Source material |
##########

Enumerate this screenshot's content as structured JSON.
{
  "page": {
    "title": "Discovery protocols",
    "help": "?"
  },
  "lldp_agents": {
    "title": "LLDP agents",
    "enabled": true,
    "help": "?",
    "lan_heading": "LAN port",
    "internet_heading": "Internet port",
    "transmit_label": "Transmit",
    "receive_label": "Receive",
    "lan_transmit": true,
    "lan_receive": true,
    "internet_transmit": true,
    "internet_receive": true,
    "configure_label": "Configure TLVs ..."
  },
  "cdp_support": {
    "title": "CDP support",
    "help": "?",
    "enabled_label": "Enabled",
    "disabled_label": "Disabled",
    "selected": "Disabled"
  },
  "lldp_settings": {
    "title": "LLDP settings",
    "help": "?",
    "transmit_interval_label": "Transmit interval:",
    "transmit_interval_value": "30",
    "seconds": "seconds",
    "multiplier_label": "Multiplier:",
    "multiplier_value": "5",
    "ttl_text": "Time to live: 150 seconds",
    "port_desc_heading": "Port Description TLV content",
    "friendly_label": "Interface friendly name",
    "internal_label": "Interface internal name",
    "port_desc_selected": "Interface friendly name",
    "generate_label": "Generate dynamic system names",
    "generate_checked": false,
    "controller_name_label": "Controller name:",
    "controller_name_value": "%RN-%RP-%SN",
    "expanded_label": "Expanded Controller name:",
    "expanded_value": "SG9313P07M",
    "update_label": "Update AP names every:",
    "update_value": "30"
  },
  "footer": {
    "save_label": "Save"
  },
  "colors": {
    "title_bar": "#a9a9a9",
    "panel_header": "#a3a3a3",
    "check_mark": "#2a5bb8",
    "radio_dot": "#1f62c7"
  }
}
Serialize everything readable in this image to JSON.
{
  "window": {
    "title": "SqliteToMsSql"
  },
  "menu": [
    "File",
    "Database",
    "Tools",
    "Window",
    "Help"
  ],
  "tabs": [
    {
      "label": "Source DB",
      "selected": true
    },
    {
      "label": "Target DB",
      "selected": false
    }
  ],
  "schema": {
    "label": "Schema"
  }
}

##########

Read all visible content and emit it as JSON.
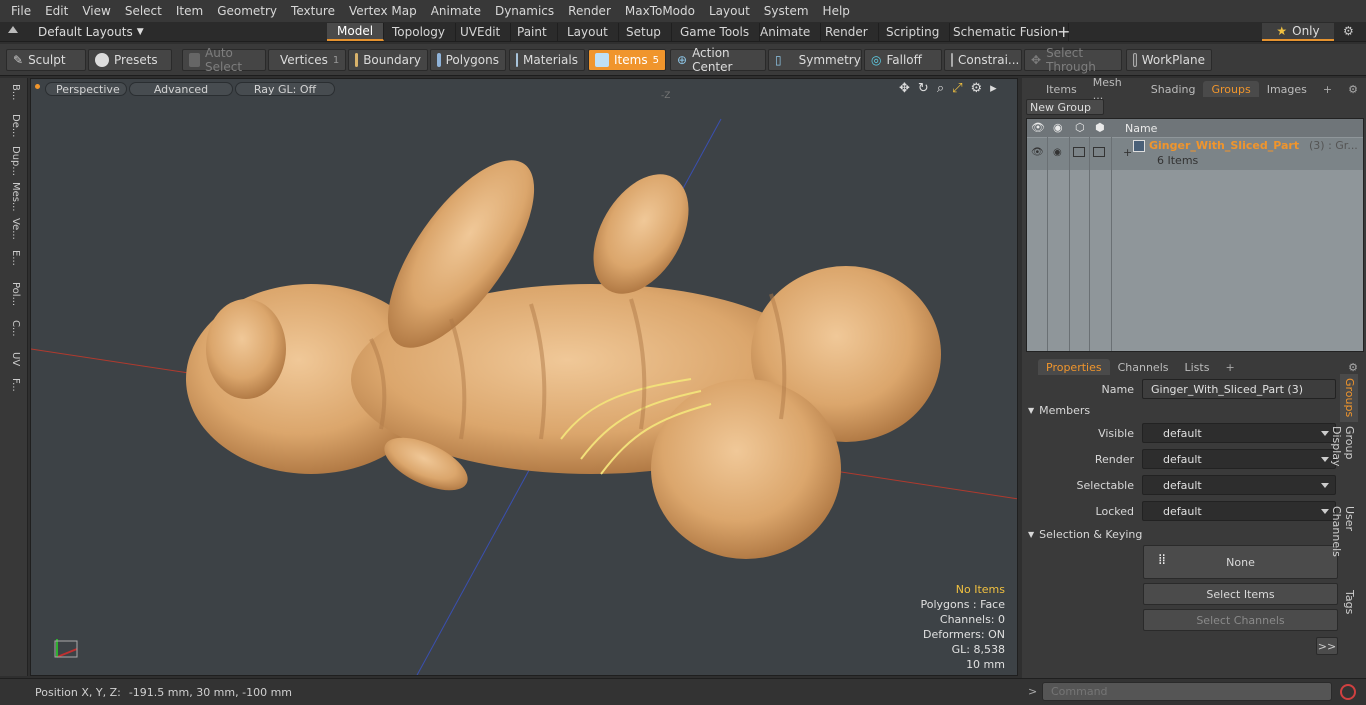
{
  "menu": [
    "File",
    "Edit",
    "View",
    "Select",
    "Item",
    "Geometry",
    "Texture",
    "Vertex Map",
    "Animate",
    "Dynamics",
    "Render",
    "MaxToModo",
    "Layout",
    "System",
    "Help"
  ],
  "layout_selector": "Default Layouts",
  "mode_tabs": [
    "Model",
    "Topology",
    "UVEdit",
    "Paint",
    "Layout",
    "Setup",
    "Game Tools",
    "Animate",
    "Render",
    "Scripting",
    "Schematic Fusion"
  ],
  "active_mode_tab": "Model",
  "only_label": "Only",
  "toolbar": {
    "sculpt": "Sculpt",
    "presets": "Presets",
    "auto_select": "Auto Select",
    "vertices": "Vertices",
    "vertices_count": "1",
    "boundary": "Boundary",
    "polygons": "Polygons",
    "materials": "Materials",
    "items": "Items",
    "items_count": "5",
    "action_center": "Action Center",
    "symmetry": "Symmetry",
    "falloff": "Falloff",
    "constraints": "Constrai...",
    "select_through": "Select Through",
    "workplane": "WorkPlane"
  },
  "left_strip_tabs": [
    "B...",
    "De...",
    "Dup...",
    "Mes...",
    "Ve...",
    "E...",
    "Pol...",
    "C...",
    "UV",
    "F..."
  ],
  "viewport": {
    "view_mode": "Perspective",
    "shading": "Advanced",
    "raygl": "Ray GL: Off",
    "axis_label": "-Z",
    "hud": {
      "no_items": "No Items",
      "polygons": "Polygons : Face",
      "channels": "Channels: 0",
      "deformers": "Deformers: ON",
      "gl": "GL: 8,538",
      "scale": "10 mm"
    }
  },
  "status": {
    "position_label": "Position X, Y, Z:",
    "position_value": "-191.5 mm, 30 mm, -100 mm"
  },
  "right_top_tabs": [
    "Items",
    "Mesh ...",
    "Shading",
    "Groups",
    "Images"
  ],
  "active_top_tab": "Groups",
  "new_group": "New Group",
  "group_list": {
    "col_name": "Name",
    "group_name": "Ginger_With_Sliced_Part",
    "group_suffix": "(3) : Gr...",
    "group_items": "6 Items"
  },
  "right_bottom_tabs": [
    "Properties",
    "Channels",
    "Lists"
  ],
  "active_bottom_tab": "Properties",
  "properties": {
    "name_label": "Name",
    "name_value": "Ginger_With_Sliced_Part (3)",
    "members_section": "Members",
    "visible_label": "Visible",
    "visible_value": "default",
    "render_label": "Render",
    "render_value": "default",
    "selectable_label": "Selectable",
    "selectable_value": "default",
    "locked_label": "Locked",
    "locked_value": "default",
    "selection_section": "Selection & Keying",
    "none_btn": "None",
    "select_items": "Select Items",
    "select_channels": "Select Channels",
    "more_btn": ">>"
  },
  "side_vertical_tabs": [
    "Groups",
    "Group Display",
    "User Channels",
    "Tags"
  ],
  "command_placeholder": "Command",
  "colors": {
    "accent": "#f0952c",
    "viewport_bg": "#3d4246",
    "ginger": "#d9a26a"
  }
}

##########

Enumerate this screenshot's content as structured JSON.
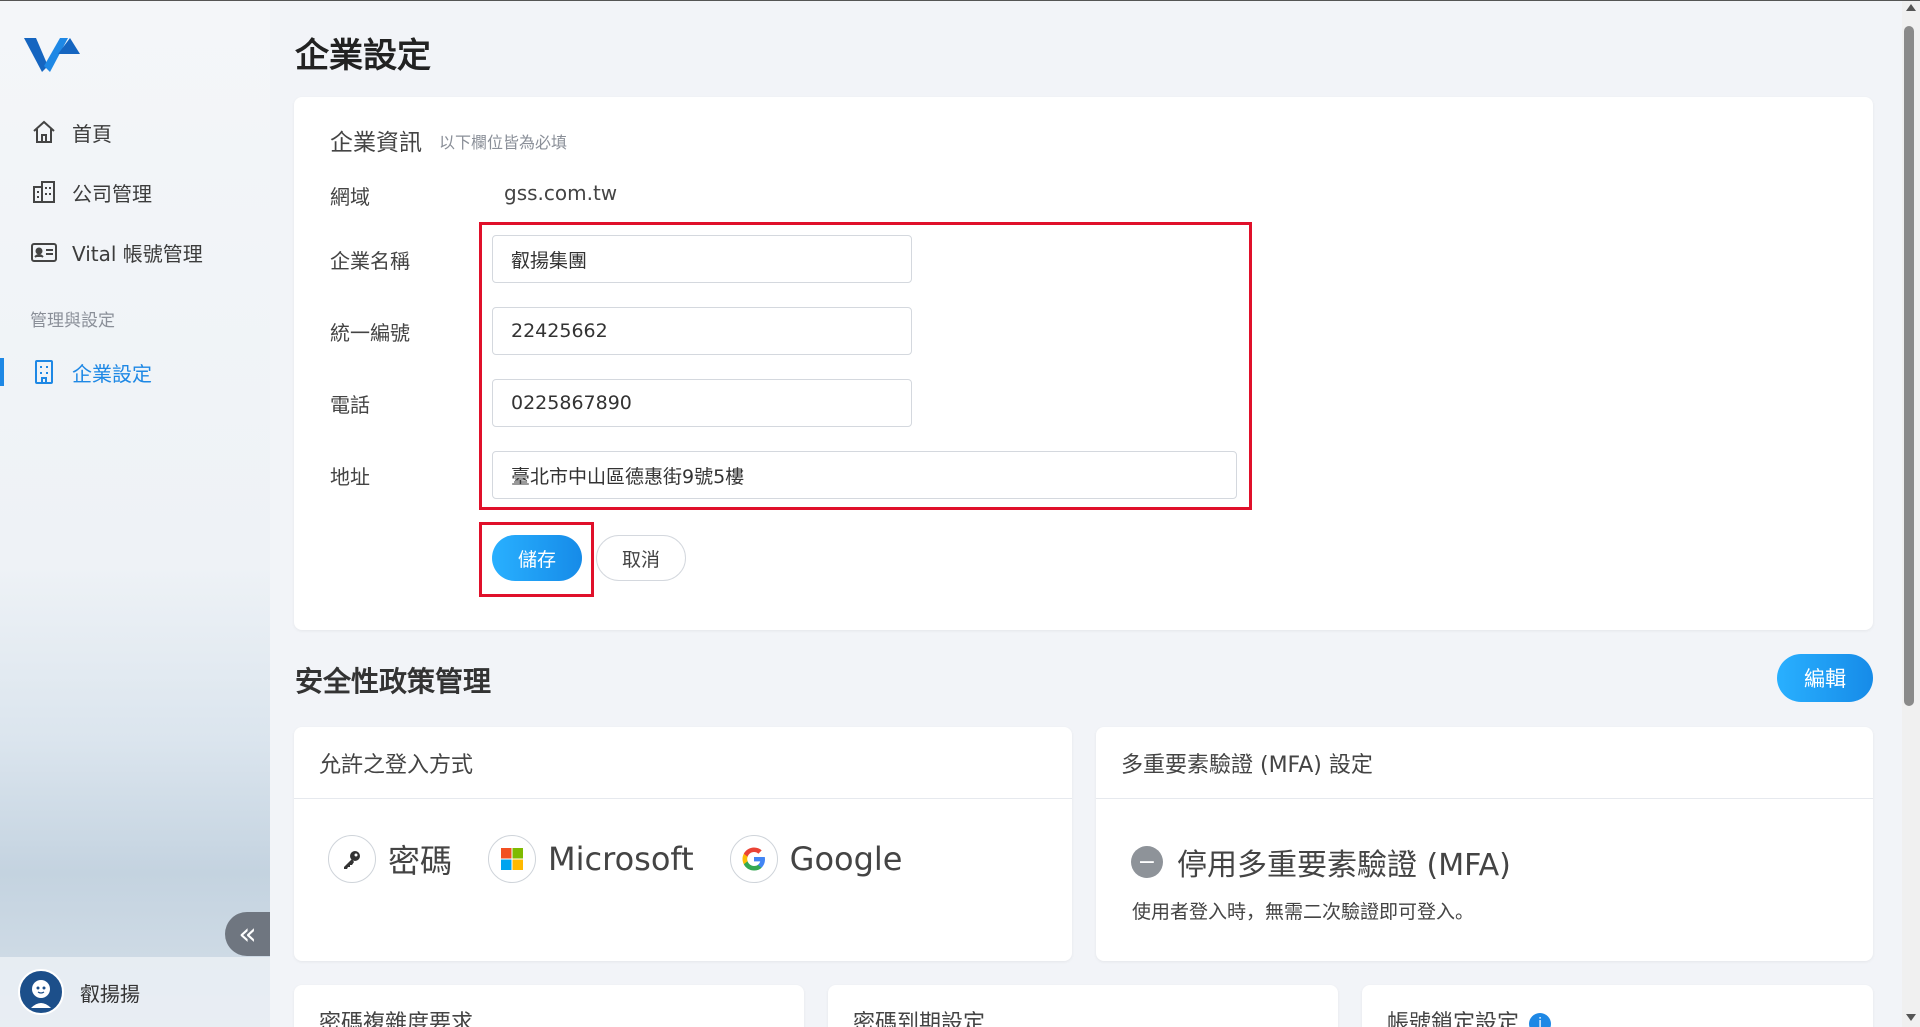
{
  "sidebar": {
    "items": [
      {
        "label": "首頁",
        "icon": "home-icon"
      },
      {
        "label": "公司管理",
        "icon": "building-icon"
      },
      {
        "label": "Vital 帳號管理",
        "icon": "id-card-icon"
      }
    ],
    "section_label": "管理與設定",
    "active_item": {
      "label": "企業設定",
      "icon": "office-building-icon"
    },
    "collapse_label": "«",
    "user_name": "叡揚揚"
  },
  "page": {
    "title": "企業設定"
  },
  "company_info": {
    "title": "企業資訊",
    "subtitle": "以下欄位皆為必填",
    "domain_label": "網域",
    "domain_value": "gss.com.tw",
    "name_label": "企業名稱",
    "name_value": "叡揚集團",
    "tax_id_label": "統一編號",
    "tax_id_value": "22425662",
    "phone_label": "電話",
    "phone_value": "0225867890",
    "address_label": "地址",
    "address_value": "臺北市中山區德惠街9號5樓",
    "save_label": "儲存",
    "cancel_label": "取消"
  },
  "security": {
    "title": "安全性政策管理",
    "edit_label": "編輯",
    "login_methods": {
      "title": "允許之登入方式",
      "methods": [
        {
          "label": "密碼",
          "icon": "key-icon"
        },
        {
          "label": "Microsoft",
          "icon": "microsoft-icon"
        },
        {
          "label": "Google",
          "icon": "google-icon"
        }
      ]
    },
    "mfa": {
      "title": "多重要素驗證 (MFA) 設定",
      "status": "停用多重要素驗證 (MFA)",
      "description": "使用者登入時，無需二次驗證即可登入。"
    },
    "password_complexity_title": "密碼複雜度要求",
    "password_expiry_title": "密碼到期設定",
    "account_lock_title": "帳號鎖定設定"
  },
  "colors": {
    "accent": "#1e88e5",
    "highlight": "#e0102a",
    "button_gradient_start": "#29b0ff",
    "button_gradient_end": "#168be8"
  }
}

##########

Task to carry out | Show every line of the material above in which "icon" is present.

Reply to the exercise |
        "icon": "home-icon"
        "icon": "building-icon"
        "icon": "id-card-icon"
      "icon": "office-building-icon"
          "icon": "key-icon"
          "icon": "microsoft-icon"
          "icon": "google-icon"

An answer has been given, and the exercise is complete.